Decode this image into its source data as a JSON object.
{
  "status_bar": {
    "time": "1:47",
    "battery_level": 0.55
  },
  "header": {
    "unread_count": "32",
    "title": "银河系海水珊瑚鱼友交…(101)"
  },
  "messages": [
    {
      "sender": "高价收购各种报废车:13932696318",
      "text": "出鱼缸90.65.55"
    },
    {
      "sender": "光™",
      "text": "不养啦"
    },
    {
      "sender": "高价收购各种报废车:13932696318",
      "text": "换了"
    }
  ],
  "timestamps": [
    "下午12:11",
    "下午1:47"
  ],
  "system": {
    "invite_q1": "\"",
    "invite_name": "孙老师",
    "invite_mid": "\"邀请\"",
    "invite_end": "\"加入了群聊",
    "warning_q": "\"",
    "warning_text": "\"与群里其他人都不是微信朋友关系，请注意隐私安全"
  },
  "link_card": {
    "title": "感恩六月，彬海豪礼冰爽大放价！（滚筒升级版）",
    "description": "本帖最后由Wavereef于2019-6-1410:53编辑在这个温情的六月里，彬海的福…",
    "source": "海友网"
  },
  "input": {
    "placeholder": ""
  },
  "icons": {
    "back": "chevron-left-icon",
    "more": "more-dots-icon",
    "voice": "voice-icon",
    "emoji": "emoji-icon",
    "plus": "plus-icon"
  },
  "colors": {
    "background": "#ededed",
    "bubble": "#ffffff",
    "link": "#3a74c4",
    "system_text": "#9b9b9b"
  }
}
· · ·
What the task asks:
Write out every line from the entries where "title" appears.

Solution for this task:
    "title": "银河系海水珊瑚鱼友交…(101)"
    "title": "感恩六月，彬海豪礼冰爽大放价！（滚筒升级版）",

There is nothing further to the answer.